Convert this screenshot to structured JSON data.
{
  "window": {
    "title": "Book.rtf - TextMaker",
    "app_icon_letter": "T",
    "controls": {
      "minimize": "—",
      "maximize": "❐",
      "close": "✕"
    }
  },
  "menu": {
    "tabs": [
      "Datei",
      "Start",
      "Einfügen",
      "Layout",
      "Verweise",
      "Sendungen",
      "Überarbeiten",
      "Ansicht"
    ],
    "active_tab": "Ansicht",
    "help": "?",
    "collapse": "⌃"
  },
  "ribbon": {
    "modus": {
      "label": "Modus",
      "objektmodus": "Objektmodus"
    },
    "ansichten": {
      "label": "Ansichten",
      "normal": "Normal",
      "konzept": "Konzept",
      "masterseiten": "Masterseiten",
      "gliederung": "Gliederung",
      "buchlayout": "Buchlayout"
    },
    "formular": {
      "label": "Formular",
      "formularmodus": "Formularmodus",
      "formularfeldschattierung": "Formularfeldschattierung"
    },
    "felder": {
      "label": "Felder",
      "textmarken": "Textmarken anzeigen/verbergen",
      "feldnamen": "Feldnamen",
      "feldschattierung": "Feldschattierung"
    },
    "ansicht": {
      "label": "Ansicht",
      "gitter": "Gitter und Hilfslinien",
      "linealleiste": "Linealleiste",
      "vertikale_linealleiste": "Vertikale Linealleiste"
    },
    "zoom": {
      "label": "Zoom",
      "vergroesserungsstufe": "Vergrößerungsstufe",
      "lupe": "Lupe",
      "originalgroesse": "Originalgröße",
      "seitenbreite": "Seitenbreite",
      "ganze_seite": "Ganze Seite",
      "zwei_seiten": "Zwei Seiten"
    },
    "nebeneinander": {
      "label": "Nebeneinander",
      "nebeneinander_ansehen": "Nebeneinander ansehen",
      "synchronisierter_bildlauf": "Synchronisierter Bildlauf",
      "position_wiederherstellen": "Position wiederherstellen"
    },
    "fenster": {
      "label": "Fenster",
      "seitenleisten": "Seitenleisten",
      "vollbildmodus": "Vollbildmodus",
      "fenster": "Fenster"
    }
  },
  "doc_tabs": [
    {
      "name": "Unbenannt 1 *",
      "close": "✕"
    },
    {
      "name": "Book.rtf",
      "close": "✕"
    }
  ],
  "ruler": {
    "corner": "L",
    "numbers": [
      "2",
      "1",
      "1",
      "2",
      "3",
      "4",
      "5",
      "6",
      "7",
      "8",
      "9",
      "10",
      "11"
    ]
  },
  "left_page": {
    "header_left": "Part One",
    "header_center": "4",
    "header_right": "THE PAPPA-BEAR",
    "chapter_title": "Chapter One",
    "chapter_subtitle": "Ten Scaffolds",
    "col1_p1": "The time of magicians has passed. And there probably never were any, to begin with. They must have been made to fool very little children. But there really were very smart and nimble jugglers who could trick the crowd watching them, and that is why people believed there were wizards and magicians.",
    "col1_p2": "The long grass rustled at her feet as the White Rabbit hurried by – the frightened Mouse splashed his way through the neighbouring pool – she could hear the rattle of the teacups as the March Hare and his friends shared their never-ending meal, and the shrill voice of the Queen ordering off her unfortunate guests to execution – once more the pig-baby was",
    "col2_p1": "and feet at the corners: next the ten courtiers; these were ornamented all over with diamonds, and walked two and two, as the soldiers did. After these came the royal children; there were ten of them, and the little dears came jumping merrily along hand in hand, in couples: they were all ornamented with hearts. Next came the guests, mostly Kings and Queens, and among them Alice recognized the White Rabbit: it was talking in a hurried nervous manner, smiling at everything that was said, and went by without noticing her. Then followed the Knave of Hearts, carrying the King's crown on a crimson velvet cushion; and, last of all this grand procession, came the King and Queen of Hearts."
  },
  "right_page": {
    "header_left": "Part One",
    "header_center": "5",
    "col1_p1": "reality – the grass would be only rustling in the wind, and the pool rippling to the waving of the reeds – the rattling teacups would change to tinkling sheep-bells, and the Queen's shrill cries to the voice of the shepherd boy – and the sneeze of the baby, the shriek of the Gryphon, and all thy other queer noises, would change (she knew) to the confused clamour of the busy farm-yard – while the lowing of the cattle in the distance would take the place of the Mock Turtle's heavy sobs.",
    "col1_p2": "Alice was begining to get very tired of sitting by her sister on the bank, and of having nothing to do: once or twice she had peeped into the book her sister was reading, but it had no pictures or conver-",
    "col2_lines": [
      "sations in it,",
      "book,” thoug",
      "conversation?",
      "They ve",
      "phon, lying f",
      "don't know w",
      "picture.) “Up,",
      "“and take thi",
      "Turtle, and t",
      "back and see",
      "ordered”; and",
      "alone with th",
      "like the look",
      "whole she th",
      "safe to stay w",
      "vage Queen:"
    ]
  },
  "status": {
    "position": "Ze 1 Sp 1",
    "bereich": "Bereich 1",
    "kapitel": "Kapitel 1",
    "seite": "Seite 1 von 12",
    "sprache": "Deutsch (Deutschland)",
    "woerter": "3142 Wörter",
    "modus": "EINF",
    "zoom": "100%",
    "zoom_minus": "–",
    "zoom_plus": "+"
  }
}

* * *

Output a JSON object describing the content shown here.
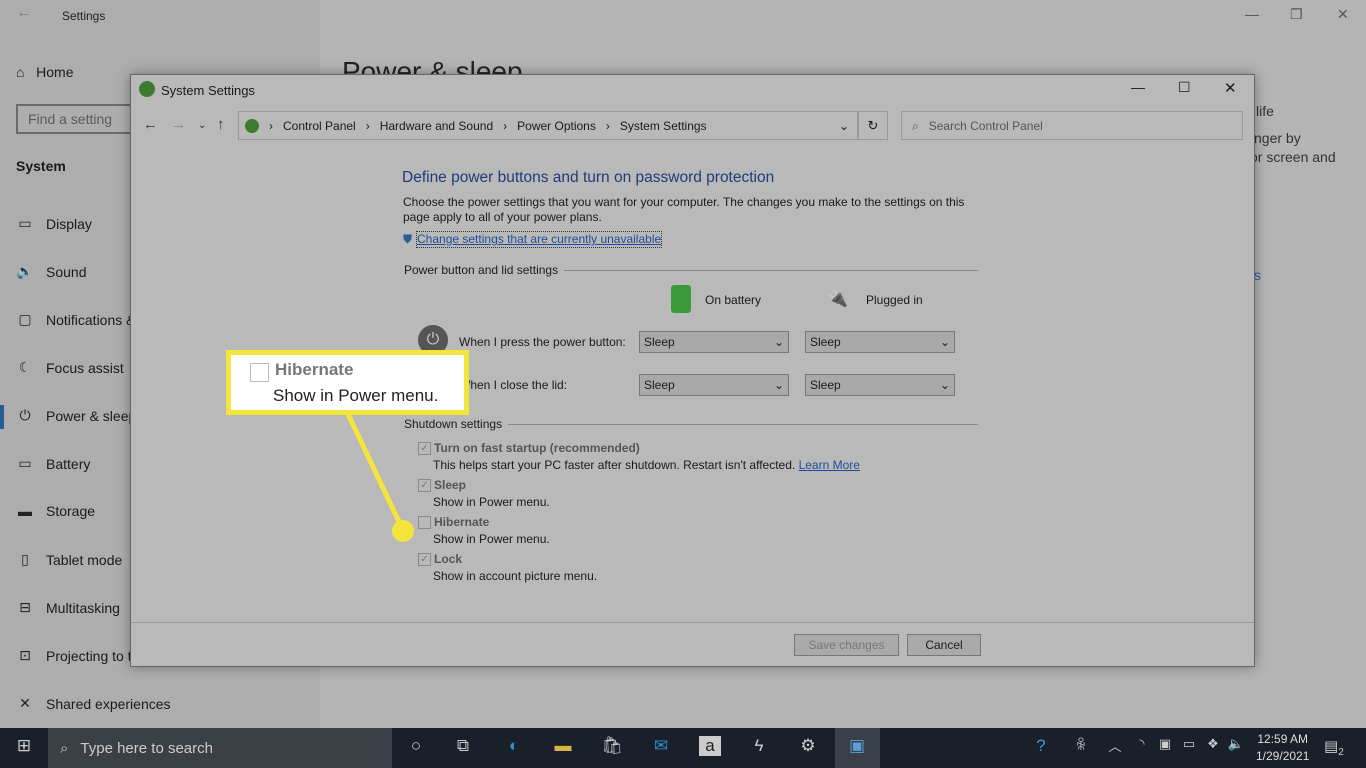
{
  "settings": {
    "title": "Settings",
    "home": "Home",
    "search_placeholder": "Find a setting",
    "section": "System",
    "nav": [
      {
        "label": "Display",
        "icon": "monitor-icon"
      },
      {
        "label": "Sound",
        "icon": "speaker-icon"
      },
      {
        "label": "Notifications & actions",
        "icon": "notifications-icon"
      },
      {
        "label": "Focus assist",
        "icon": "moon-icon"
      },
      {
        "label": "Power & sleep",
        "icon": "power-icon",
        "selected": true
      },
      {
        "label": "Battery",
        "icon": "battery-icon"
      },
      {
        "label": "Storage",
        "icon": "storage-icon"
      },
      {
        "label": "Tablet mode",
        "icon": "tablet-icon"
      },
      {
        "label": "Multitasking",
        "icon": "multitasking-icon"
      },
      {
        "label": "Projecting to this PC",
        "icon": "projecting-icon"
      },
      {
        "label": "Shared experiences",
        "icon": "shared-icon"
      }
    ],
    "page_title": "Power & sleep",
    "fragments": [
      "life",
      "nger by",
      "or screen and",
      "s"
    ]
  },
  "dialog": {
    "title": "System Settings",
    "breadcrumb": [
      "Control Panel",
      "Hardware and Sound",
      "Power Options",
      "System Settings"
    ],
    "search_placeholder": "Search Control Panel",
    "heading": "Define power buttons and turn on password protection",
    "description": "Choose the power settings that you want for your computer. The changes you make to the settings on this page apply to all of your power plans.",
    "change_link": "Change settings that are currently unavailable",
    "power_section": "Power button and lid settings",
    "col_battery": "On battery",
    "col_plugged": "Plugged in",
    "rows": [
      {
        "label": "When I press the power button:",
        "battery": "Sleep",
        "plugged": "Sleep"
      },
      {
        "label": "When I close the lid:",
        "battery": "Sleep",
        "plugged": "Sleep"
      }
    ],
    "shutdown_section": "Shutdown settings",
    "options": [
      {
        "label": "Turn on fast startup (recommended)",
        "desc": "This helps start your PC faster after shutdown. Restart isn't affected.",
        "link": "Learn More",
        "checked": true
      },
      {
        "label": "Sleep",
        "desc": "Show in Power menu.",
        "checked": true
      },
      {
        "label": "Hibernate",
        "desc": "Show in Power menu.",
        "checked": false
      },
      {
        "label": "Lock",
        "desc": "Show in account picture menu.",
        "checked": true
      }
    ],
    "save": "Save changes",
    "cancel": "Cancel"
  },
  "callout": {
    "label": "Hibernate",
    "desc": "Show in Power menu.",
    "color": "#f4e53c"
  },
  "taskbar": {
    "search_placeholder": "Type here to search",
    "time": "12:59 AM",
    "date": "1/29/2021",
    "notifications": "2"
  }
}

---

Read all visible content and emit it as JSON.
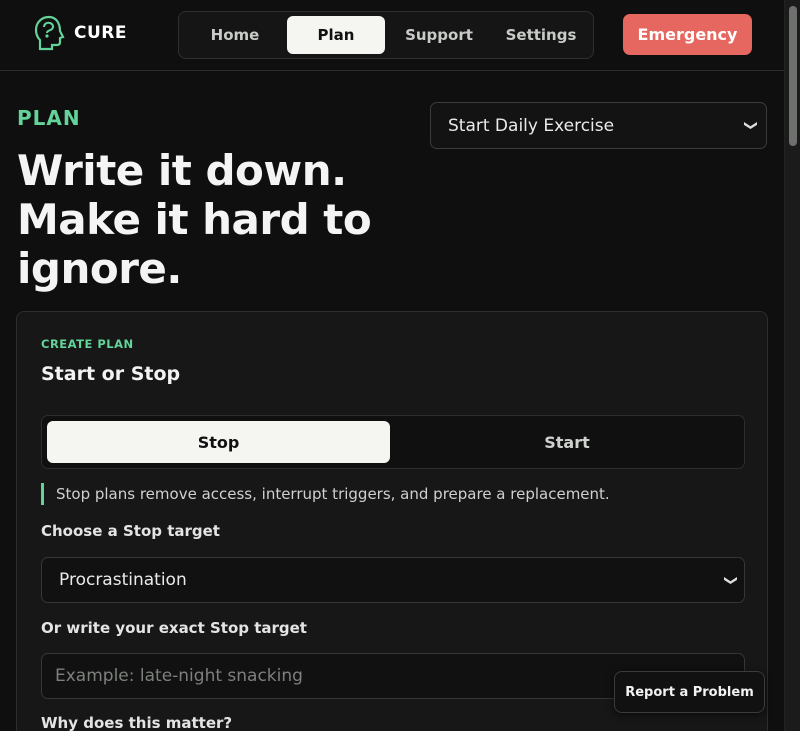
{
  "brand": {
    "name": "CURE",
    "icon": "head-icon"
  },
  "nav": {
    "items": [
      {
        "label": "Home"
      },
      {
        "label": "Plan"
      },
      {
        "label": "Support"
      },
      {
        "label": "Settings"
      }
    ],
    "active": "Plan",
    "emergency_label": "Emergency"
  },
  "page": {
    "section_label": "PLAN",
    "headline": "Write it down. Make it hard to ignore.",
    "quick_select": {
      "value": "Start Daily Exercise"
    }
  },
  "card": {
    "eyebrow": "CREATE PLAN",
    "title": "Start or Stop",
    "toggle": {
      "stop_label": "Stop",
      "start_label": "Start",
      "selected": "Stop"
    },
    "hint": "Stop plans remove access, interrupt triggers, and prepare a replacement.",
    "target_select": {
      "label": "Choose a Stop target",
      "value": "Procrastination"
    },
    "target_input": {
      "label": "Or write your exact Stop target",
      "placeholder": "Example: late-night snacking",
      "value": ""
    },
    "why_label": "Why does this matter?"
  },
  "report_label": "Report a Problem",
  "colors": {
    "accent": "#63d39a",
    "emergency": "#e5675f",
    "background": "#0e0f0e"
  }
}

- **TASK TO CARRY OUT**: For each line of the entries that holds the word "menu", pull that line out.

- **OUTPUT FOR THIS TASK**:
  "menu": {
        "desc": "Show in Power menu.",
        "desc": "Show in Power menu.",
        "desc": "Show in account picture menu.",
    "desc": "Show in Power menu.",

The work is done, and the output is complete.